**AIM OF THE TASK:** Give back the material word for word, every line included.

**GIVEN RECORDS:**
* * * * * * *
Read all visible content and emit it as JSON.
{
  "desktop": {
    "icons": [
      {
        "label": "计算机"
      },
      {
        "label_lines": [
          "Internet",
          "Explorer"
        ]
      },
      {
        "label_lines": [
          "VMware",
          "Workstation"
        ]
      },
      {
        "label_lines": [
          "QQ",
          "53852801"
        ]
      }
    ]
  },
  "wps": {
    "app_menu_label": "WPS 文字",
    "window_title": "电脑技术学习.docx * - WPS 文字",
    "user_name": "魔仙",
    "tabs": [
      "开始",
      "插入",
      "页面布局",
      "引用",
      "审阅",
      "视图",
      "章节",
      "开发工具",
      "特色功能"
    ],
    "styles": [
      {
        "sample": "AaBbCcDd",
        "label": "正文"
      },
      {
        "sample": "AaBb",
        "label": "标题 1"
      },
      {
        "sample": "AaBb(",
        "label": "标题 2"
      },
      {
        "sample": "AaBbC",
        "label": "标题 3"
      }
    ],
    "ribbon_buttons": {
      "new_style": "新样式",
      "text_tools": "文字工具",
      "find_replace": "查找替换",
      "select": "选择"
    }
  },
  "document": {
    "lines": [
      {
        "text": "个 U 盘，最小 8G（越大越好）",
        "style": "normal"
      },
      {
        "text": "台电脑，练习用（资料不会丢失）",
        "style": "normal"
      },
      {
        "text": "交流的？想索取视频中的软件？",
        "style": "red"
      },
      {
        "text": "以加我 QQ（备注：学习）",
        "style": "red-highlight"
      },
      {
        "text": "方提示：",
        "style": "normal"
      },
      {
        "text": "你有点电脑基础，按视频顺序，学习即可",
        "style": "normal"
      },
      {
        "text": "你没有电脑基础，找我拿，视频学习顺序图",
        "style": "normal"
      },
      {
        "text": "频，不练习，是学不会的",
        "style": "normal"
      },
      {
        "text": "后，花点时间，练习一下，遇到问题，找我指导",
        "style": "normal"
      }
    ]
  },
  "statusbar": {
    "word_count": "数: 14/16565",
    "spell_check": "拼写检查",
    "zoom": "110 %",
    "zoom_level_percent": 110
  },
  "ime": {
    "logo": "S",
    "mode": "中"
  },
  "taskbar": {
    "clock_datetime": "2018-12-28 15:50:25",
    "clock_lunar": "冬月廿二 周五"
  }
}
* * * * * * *
**RESULT OF THE EXERCISE:**
Read all visible content and emit it as JSON.
{
  "desktop": {
    "icons": [
      {
        "label": "计算机"
      },
      {
        "label_lines": [
          "Internet",
          "Explorer"
        ]
      },
      {
        "label_lines": [
          "VMware",
          "Workstation"
        ]
      },
      {
        "label_lines": [
          "QQ",
          "53852801"
        ]
      }
    ]
  },
  "wps": {
    "app_menu_label": "WPS 文字",
    "window_title": "电脑技术学习.docx * - WPS 文字",
    "user_name": "魔仙",
    "tabs": [
      "开始",
      "插入",
      "页面布局",
      "引用",
      "审阅",
      "视图",
      "章节",
      "开发工具",
      "特色功能"
    ],
    "styles": [
      {
        "sample": "AaBbCcDd",
        "label": "正文"
      },
      {
        "sample": "AaBb",
        "label": "标题 1"
      },
      {
        "sample": "AaBb(",
        "label": "标题 2"
      },
      {
        "sample": "AaBbC",
        "label": "标题 3"
      }
    ],
    "ribbon_buttons": {
      "new_style": "新样式",
      "text_tools": "文字工具",
      "find_replace": "查找替换",
      "select": "选择"
    }
  },
  "document": {
    "lines": [
      {
        "text": "个 U 盘，最小 8G（越大越好）",
        "style": "normal"
      },
      {
        "text": "台电脑，练习用（资料不会丢失）",
        "style": "normal"
      },
      {
        "text": "交流的？想索取视频中的软件？",
        "style": "red"
      },
      {
        "text": "以加我 QQ（备注：学习）",
        "style": "red-highlight"
      },
      {
        "text": "方提示：",
        "style": "normal"
      },
      {
        "text": "你有点电脑基础，按视频顺序，学习即可",
        "style": "normal"
      },
      {
        "text": "你没有电脑基础，找我拿，视频学习顺序图",
        "style": "normal"
      },
      {
        "text": "频，不练习，是学不会的",
        "style": "normal"
      },
      {
        "text": "后，花点时间，练习一下，遇到问题，找我指导",
        "style": "normal"
      }
    ]
  },
  "statusbar": {
    "word_count": "数: 14/16565",
    "spell_check": "拼写检查",
    "zoom": "110 %",
    "zoom_level_percent": 110
  },
  "ime": {
    "logo": "S",
    "mode": "中"
  },
  "taskbar": {
    "clock_datetime": "2018-12-28 15:50:25",
    "clock_lunar": "冬月廿二 周五"
  }
}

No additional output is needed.